GIVEN RECORDS:
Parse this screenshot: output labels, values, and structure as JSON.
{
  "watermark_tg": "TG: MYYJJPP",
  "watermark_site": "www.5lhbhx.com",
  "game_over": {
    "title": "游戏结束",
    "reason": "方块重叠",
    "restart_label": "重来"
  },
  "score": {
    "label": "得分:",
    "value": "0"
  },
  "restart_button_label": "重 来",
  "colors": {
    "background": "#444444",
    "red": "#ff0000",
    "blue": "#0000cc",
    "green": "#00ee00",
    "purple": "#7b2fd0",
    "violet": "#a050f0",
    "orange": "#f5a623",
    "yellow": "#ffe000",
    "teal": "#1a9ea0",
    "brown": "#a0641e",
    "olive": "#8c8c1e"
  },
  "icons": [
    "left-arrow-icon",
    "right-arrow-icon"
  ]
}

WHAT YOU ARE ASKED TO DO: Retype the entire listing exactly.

TASK OUTPUT:
Parse this screenshot: output labels, values, and structure as JSON.
{
  "watermark_tg": "TG: MYYJJPP",
  "watermark_site": "www.5lhbhx.com",
  "game_over": {
    "title": "游戏结束",
    "reason": "方块重叠",
    "restart_label": "重来"
  },
  "score": {
    "label": "得分:",
    "value": "0"
  },
  "restart_button_label": "重 来",
  "colors": {
    "background": "#444444",
    "red": "#ff0000",
    "blue": "#0000cc",
    "green": "#00ee00",
    "purple": "#7b2fd0",
    "violet": "#a050f0",
    "orange": "#f5a623",
    "yellow": "#ffe000",
    "teal": "#1a9ea0",
    "brown": "#a0641e",
    "olive": "#8c8c1e"
  },
  "icons": [
    "left-arrow-icon",
    "right-arrow-icon"
  ]
}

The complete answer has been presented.